One of TransCanada’s rivals, Enbridge Inc., has quietly been moving ahead with a slightly smaller pipeline project that could be piping 660,000 barrels of crude per day to the gulf by 2015. (The Keystone line would carry 700,000 barrels per day.) For environmentalists hoping that blocking the Keystone pipeline would choke the carbon-intensive development of the Canadian tar sands, the Enbridge Eastern Gulf pipeline would be a disaster.

The 774-mile pipeline would run from Patoka, Ill., to St. James, La., alleviating a pipeline bottleneck in the Midwest, where the shale oil from North Dakota’s Bakken formation meets the flow from Alberta’s oil sands, overwhelming the capacity of the current pipelines. And although 200 miles of pipe destined for Keystone XL sits collecting dust in North Dakota with no shipping date in sight, the bulk of the Eastern Gulf project is already built — almost three-quarters of it will be repurposed natural gas line. Without the public outcry that has bogged down Keystone, the project has flown along smoothly under the radar.
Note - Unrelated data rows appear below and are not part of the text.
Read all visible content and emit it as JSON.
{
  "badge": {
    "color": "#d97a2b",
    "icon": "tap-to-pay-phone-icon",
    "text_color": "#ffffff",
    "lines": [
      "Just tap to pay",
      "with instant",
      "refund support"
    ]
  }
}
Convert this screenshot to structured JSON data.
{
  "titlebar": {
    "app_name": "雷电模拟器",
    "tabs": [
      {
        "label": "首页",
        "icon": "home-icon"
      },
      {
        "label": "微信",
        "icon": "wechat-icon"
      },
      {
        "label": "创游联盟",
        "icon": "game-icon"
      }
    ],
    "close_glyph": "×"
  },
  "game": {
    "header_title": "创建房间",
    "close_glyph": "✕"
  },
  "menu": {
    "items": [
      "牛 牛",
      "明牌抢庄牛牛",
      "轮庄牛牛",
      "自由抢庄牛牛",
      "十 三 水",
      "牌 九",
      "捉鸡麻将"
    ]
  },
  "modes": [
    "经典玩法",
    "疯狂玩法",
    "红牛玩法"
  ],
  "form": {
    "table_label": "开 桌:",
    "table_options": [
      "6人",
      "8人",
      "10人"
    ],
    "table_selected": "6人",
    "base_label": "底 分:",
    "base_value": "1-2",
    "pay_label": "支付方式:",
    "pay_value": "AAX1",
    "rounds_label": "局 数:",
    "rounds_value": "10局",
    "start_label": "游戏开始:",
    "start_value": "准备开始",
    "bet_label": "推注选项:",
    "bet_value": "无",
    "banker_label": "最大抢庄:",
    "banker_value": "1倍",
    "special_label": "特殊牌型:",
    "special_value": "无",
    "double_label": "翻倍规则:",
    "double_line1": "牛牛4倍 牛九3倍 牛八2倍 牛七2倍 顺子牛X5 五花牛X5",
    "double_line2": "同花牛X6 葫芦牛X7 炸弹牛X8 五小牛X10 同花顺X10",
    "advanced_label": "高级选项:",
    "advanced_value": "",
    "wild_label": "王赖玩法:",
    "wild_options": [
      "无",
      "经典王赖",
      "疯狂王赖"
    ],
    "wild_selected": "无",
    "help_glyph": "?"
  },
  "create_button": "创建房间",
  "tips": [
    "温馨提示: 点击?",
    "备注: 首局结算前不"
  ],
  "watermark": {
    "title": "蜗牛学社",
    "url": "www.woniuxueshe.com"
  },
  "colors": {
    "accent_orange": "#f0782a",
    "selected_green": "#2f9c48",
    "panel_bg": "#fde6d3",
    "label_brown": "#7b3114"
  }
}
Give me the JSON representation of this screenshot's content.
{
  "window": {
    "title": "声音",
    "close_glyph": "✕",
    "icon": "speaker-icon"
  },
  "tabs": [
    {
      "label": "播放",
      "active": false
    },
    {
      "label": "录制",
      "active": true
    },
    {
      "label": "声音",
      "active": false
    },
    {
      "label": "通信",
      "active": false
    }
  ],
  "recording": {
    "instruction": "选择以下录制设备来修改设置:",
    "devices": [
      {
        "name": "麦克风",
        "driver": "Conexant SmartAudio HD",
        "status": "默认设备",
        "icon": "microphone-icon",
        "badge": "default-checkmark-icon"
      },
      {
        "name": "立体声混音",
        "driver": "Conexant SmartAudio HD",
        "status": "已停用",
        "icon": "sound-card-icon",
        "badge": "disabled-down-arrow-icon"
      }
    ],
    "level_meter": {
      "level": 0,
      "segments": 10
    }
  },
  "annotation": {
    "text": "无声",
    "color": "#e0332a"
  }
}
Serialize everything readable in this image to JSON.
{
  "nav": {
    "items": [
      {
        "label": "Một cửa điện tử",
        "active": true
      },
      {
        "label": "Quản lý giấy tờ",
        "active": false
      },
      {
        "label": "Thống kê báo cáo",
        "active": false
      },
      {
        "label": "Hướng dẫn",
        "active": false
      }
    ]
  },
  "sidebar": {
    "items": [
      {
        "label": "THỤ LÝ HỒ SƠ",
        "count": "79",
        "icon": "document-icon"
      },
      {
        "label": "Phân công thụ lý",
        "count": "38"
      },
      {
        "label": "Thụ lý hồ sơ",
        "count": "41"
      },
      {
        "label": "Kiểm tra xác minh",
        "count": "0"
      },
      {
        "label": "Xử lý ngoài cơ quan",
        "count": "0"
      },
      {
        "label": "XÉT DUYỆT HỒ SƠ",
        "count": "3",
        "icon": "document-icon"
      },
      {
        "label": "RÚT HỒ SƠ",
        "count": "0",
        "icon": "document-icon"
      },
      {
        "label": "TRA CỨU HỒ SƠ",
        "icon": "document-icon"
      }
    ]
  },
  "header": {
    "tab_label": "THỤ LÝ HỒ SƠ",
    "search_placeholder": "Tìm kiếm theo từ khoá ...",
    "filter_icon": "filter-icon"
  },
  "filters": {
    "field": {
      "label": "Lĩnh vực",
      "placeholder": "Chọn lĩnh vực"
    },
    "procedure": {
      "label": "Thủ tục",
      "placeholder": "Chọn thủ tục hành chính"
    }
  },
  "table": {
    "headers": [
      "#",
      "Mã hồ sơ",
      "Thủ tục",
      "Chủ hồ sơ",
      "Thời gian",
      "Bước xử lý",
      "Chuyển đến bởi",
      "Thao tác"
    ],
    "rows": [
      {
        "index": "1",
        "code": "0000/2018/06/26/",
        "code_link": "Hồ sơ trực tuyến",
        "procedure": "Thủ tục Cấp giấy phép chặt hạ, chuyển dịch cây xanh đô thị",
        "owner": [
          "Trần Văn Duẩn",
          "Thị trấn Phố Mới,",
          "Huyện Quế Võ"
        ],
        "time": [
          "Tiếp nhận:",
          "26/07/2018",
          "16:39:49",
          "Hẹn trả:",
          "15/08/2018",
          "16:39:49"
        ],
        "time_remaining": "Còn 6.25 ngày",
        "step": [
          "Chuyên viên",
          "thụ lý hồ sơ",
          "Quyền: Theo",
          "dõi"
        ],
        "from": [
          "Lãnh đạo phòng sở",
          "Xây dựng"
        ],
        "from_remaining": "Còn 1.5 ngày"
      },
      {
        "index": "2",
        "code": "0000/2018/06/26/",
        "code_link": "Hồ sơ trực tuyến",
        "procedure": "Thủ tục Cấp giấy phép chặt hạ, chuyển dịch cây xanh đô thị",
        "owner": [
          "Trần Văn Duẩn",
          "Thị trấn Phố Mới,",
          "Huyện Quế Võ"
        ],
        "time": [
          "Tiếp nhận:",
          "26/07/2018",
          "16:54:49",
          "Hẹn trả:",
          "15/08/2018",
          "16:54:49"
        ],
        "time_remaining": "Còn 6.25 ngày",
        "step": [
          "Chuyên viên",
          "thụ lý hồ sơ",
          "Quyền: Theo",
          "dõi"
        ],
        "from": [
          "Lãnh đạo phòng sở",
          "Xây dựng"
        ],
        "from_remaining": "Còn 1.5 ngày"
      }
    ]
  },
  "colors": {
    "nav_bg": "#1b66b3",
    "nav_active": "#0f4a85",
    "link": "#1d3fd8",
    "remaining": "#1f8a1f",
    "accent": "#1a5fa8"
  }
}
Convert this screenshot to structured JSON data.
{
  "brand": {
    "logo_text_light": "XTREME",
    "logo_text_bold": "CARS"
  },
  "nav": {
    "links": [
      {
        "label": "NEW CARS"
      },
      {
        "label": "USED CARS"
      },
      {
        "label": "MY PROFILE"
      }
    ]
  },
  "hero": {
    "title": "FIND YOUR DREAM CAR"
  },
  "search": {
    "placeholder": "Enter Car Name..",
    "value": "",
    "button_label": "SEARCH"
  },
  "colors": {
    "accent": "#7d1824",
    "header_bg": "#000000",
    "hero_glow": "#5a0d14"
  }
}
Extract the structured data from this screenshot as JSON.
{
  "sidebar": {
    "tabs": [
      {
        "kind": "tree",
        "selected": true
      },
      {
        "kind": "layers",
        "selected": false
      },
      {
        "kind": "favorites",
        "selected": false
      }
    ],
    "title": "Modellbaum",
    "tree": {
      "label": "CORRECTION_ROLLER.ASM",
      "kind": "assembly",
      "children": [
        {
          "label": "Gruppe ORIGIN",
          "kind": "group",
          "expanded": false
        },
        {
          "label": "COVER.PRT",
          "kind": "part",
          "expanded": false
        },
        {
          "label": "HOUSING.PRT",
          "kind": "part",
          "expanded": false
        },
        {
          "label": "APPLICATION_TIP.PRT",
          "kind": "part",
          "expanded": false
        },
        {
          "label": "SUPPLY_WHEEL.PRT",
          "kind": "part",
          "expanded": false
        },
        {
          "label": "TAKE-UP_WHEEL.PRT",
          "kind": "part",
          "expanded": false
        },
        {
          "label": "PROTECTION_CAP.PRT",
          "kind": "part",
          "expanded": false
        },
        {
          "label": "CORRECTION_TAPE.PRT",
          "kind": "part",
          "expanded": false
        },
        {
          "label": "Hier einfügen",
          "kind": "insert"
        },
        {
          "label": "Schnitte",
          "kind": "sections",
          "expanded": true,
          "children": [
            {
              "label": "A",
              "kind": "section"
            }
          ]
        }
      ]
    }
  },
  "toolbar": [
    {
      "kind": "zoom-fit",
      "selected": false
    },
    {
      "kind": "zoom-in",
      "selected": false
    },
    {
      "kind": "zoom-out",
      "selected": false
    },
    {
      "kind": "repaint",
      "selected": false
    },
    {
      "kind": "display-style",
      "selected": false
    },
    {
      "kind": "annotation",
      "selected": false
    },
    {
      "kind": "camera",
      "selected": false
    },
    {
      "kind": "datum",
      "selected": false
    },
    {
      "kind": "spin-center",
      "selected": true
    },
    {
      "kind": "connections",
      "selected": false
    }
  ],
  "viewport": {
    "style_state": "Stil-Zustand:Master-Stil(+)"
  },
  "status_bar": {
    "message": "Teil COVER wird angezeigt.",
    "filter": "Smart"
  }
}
There’s reason to be concerned: Enbridge was behind the largest overland pipeline spill in U.S. history. In 2010, an Enbridge pipeline loosed more than 1.1 million gallons of crude oil into the Kalamazoo River and its surrounding wetlands. The spill is still being cleaned up, with the bill rising to over $1 billion, and the Environmental Protection Agency estimates that there may be as much as 100,000 gallons [PDF] of oil still lingering on the bottom of the river.

The Eastern Gulf line is only one piece of a larger plan. As Inside Climate News reported earlier this summer, Enbridge is building a 5,000-mile network of pipelines that would far overshadow the potential impact of the Keystone line. And TransCanada has new plans in the works in case President Obama blocks the Keystone project. Earlier this month, the company announced its plan for a new venture that would link eastern and western Canada, providing an outlet for Alberta’s booming oil-sands producers. And the Canadian ambassador to the United States has vowed to ship crude to U.S. refineries on trains if the pipelines aren’t approved.

The recent news about the latest hitches for the Keystone XL pipeline may have cheered its opponents. But they’re going to have to start thinking a lot bigger if they want to block further tar-sands oil development entirely.

This story was produced by Mother Jones as part of the Climate Desk collaboration.